The records beneath should be restated word for word.
**** The data
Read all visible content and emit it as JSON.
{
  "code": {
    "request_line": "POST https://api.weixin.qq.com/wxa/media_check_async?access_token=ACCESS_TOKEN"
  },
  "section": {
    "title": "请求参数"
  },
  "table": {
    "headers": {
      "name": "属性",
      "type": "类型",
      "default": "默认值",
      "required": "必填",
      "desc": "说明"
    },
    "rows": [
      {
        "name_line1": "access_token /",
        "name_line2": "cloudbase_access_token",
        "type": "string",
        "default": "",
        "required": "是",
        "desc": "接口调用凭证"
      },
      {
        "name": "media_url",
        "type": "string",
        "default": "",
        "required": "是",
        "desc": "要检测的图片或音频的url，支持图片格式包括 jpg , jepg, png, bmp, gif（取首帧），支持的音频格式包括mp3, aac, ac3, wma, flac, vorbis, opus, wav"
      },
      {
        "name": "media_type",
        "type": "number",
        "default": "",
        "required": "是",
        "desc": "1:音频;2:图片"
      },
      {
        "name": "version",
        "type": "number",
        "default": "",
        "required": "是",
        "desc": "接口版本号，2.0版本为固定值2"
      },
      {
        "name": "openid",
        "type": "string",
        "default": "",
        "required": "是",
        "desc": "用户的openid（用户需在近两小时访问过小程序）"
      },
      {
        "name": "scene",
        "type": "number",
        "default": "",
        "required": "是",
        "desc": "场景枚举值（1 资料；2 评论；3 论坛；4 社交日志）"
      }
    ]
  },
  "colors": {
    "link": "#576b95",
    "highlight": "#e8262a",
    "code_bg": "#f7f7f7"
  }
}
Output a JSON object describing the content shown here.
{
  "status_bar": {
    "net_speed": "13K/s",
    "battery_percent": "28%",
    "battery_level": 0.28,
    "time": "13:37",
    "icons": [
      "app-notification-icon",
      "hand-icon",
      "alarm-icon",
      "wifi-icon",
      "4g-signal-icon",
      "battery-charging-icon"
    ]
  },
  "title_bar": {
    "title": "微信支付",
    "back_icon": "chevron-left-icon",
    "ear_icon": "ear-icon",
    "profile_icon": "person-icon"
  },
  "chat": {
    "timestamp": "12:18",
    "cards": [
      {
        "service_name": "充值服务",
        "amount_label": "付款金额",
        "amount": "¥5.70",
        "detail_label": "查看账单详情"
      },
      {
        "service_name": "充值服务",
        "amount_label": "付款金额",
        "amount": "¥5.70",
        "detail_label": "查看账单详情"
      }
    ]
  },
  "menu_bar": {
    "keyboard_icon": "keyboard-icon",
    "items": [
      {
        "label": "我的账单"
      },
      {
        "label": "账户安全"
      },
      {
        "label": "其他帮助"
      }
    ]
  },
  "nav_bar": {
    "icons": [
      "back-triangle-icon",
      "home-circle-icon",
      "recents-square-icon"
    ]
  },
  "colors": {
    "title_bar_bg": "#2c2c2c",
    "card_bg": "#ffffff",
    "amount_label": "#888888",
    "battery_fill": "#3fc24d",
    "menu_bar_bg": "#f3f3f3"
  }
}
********
=== Solution below ===
Read all visible content and emit it as JSON.
{
  "code": {
    "request_line": "POST https://api.weixin.qq.com/wxa/media_check_async?access_token=ACCESS_TOKEN"
  },
  "section": {
    "title": "请求参数"
  },
  "table": {
    "headers": {
      "name": "属性",
      "type": "类型",
      "default": "默认值",
      "required": "必填",
      "desc": "说明"
    },
    "rows": [
      {
        "name_line1": "access_token /",
        "name_line2": "cloudbase_access_token",
        "type": "string",
        "default": "",
        "required": "是",
        "desc": "接口调用凭证"
      },
      {
        "name": "media_url",
        "type": "string",
        "default": "",
        "required": "是",
        "desc": "要检测的图片或音频的url，支持图片格式包括 jpg , jepg, png, bmp, gif（取首帧），支持的音频格式包括mp3, aac, ac3, wma, flac, vorbis, opus, wav"
      },
      {
        "name": "media_type",
        "type": "number",
        "default": "",
        "required": "是",
        "desc": "1:音频;2:图片"
      },
      {
        "name": "version",
        "type": "number",
        "default": "",
        "required": "是",
        "desc": "接口版本号，2.0版本为固定值2"
      },
      {
        "name": "openid",
        "type": "string",
        "default": "",
        "required": "是",
        "desc": "用户的openid（用户需在近两小时访问过小程序）"
      },
      {
        "name": "scene",
        "type": "number",
        "default": "",
        "required": "是",
        "desc": "场景枚举值（1 资料；2 评论；3 论坛；4 社交日志）"
      }
    ]
  },
  "colors": {
    "link": "#576b95",
    "highlight": "#e8262a",
    "code_bg": "#f7f7f7"
  }
}
Output a JSON object describing the content shown here.
{
  "status_bar": {
    "net_speed": "13K/s",
    "battery_percent": "28%",
    "battery_level": 0.28,
    "time": "13:37",
    "icons": [
      "app-notification-icon",
      "hand-icon",
      "alarm-icon",
      "wifi-icon",
      "4g-signal-icon",
      "battery-charging-icon"
    ]
  },
  "title_bar": {
    "title": "微信支付",
    "back_icon": "chevron-left-icon",
    "ear_icon": "ear-icon",
    "profile_icon": "person-icon"
  },
  "chat": {
    "timestamp": "12:18",
    "cards": [
      {
        "service_name": "充值服务",
        "amount_label": "付款金额",
        "amount": "¥5.70",
        "detail_label": "查看账单详情"
      },
      {
        "service_name": "充值服务",
        "amount_label": "付款金额",
        "amount": "¥5.70",
        "detail_label": "查看账单详情"
      }
    ]
  },
  "menu_bar": {
    "keyboard_icon": "keyboard-icon",
    "items": [
      {
        "label": "我的账单"
      },
      {
        "label": "账户安全"
      },
      {
        "label": "其他帮助"
      }
    ]
  },
  "nav_bar": {
    "icons": [
      "back-triangle-icon",
      "home-circle-icon",
      "recents-square-icon"
    ]
  },
  "colors": {
    "title_bar_bg": "#2c2c2c",
    "card_bg": "#ffffff",
    "amount_label": "#888888",
    "battery_fill": "#3fc24d",
    "menu_bar_bg": "#f3f3f3"
  }
}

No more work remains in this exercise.